- _GIVEN INFORMATION_

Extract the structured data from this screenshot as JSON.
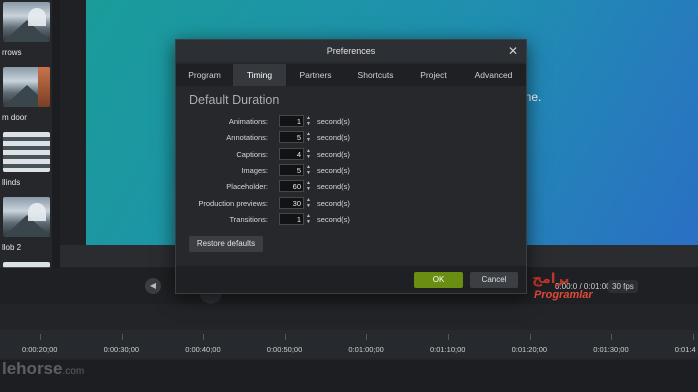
{
  "media_bin": {
    "labels": [
      "rrows",
      "m door",
      "llinds",
      "llob 2"
    ]
  },
  "canvas": {
    "text_fragment": "ine."
  },
  "playback": {
    "timecode": "0:00:0 / 0:01:00",
    "fps": "30 fps"
  },
  "timeline": {
    "ticks": [
      "0:00:20;00",
      "0:00:30;00",
      "0:00:40;00",
      "0:00:50;00",
      "0:01:00;00",
      "0:01:10;00",
      "0:01:20;00",
      "0:01:30;00",
      "0:01:4"
    ]
  },
  "watermarks": {
    "programlar": "Programlar",
    "arabic": "برامج",
    "filehorse": "lehorse",
    "filehorse_suffix": ".com"
  },
  "dialog": {
    "title": "Preferences",
    "tabs": [
      "Program",
      "Timing",
      "Partners",
      "Shortcuts",
      "Project",
      "Advanced"
    ],
    "active_tab": "Timing",
    "section_title": "Default Duration",
    "unit": "second(s)",
    "rows": [
      {
        "label": "Animations:",
        "value": "1"
      },
      {
        "label": "Annotations:",
        "value": "5"
      },
      {
        "label": "Captions:",
        "value": "4"
      },
      {
        "label": "Images:",
        "value": "5"
      },
      {
        "label": "Placeholder:",
        "value": "60"
      },
      {
        "label": "Production previews:",
        "value": "30"
      },
      {
        "label": "Transitions:",
        "value": "1"
      }
    ],
    "restore_label": "Restore defaults",
    "ok_label": "OK",
    "cancel_label": "Cancel"
  },
  "colors": {
    "accent_ok": "#6a8e12",
    "canvas_start": "#1a9c9a",
    "canvas_end": "#2a6fc4"
  }
}
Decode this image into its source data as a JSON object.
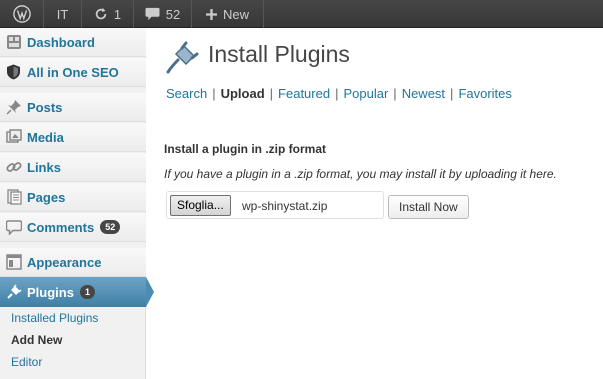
{
  "adminbar": {
    "wp_icon": "wordpress-logo-icon",
    "site_label": "IT",
    "updates_count": "1",
    "comments_count": "52",
    "new_label": "New"
  },
  "sidebar": {
    "items": [
      {
        "label": "Dashboard",
        "icon": "dashboard-icon"
      },
      {
        "label": "All in One SEO",
        "icon": "shield-icon"
      },
      {
        "label": "Posts",
        "icon": "pushpin-icon"
      },
      {
        "label": "Media",
        "icon": "media-icon"
      },
      {
        "label": "Links",
        "icon": "link-icon"
      },
      {
        "label": "Pages",
        "icon": "pages-icon"
      },
      {
        "label": "Comments",
        "icon": "comment-icon",
        "badge": "52"
      },
      {
        "label": "Appearance",
        "icon": "appearance-icon"
      },
      {
        "label": "Plugins",
        "icon": "plug-icon",
        "badge": "1"
      }
    ],
    "submenu": [
      "Installed Plugins",
      "Add New",
      "Editor"
    ]
  },
  "main": {
    "title": "Install Plugins",
    "tabs": [
      "Search",
      "Upload",
      "Featured",
      "Popular",
      "Newest",
      "Favorites"
    ],
    "tab_separator": "|",
    "upload_heading": "Install a plugin in .zip format",
    "upload_description": "If you have a plugin in a .zip format, you may install it by uploading it here.",
    "browse_label": "Sfoglia...",
    "file_name": "wp-shinystat.zip",
    "install_button": "Install Now"
  },
  "colors": {
    "link": "#21759b",
    "adminbar": "#464646",
    "active_menu": "#4c8bb2"
  }
}
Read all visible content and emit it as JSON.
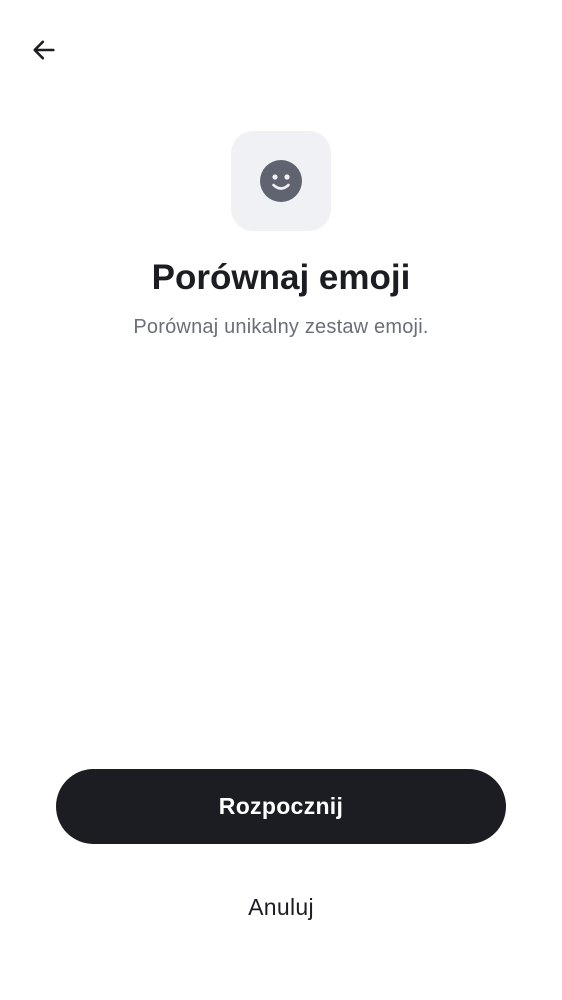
{
  "header": {
    "back_icon": "arrow-left-icon"
  },
  "hero": {
    "icon": "smiley-face-icon",
    "icon_color": "#5f6470",
    "tile_color": "#f0f1f5",
    "title": "Porównaj emoji",
    "subtitle": "Porównaj unikalny zestaw emoji."
  },
  "actions": {
    "start_label": "Rozpocznij",
    "cancel_label": "Anuluj",
    "primary_color": "#1c1d22"
  }
}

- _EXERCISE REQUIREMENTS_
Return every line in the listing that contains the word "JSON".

- _OUTPUT_
Extract the structured data from this screenshot as JSON.
Decode this image into its source data as a JSON object.
Read all visible content and emit it as JSON.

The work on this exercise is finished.